It Didn’t Stop There. In 2011 before the first two-year suspension ended, the BoCC extended it another two years until July 2013. The School Board minutes for 2011 do not contain any request from the School Board to extend the suspension. On June 10, 2013 the School Board requested a one-year extension of the suspension. Robert Gause made the motion that was seconded by Barbara Harvey. Julie Aranibar, Karen Carpenter, Robert Gause, Barbara Harvey voted “Aye”. David Miner voted “Nay”. See minutes.See minutes. On May 27, 2014 Superintendant Rick Mills recommended the suspension of collection of school impact fees be extended one-year and the Board approved. No vote was provided on the website. See minutes.See minutes Names in bold print are presently board members or county employees.
Suspension Continues The BoCC failed to extend the suspension in 2013 and 2014, but School Impact Fees are still not being collected. At the June 24, 2014 School Board meeting, Rick Mills proposed a “Interlocal Agreement Between Manatee County Government and the School Board of Manatee County Regarding School Impact Fees” which was approved. Ten months later no agreement has been reached. Clearly something is wrong here. The school system has already lost at least $20,000,000.00 that the home builders should have paid. And, that does not include school impact fees for townhouses, duplexes, manufactured homes, and other residential housing.
Who is Paying? For almost six years, school impact fees (47% of all impact fees) have not been collected by Manatee County. So, who is paying for the capital expenditures the school impact fees would have covered? You, the tax payers, are. Everyone in the county pays an extra half-percent school sales tax on everything they buy, AND if you live in your own house or rent, you are paying a property tax. And, when new schools need to be built, where will the money come from? The county will have to sell bonds which will have to be paid back plus interest. In 2014 the School District had to pay $43,000,000 to “service the debt”. Imagine how much more it will cost when hundreds of millions of dollars more has to be borrowed.
The School System, After Refusing Impact Fees For Years Wants To: 1 – Raise property taxes as much as 1%. Depending on the assessed value of your house that would increase your property taxes hundreds of dollars. 2 – Increase the school tax – On top of the 7.572% we are already paying? 3 – Increase the sales tax - Already paying a half-percent extra 4 – Collect Impact Fees – Believe it when you see it 5 – Sell bonds – More debt + interest that we the tax payers will have to pay back 6 – Make budget cuts – Make the kids pay for the Boards’ mistakes.
What You Can Do Now 1 - Demand a totally independent investigation of the Manatee County School system and County government - including determining who originated the idea of suspending School Impact Fees. 2 – Demand that those responsible for this situation face the consequences - including within the school system, the county government, and non-government individuals.
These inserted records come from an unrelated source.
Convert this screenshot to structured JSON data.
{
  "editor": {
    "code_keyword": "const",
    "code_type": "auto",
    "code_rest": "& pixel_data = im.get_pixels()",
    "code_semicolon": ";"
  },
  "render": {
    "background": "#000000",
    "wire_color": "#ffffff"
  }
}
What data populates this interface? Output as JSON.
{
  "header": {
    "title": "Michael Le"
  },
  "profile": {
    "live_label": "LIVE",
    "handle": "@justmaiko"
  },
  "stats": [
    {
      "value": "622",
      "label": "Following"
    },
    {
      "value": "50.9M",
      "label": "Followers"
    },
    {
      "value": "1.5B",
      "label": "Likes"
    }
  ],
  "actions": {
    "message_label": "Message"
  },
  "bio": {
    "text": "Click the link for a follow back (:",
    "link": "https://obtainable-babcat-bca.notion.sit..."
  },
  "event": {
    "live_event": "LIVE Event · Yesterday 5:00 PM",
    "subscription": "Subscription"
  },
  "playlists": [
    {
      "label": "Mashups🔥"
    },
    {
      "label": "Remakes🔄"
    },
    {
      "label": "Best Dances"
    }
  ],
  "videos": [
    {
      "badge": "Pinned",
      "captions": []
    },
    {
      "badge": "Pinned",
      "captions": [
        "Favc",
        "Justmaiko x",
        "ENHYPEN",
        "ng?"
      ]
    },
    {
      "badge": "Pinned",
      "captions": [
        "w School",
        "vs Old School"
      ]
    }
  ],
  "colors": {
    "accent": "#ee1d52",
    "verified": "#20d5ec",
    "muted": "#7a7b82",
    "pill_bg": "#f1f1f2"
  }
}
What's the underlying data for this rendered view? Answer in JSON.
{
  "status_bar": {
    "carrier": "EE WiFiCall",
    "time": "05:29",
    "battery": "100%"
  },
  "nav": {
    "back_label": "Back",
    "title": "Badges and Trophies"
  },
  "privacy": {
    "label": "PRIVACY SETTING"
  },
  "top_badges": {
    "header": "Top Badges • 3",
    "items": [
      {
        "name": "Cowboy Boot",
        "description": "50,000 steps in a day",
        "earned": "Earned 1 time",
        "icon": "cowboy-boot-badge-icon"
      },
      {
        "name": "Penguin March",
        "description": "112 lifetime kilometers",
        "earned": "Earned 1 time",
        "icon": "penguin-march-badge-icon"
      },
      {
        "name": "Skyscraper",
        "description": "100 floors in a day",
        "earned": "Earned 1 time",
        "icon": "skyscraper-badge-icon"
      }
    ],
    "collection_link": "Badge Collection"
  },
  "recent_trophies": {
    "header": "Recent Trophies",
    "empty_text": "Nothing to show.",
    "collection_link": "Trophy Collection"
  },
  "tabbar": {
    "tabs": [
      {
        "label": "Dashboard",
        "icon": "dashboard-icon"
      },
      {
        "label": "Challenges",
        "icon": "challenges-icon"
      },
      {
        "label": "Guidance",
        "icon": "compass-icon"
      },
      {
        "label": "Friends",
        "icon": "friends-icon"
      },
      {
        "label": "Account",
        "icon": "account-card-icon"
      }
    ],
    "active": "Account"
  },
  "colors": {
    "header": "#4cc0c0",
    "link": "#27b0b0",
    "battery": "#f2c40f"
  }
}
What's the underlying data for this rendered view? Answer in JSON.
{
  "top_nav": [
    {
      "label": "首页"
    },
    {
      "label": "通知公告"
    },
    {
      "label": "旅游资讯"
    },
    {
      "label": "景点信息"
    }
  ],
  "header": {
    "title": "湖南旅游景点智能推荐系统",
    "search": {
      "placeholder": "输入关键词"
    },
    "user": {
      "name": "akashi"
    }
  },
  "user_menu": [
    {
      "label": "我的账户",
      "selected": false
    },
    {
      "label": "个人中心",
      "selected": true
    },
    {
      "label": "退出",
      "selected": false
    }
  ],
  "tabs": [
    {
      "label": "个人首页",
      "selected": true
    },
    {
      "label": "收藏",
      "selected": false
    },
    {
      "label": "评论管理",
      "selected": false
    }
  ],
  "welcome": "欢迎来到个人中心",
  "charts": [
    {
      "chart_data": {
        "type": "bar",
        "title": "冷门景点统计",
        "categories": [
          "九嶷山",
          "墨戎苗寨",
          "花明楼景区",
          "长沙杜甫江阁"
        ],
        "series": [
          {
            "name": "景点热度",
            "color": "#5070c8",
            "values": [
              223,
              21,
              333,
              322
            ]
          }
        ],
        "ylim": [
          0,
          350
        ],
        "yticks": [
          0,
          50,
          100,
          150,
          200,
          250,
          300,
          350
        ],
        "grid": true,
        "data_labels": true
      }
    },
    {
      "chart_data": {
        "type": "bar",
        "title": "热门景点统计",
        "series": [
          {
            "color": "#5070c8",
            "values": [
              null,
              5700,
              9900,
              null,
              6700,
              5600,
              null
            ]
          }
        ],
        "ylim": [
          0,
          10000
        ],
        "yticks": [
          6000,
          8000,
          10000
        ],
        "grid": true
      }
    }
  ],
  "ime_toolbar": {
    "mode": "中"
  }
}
This would include criminal prosecution which may lead to fines and/or imprisonment. 3 – Insist on the resignation of those who have made bad decisions demonstrating incompetence. 4 – Do not vote for any increase in taxes until after all issues are addressed, solutions have been found, and those responsible punished. Promises not accepted.
What You Can Do Later 1 - Vote out of office those who did not stand up for education, for our schools, for our kids. 2 - Stay vigilant to make sure elected officials do what is best for all residents of Manatee County and not just best for those who financed their elections. Contact: email@example.com@gmail.com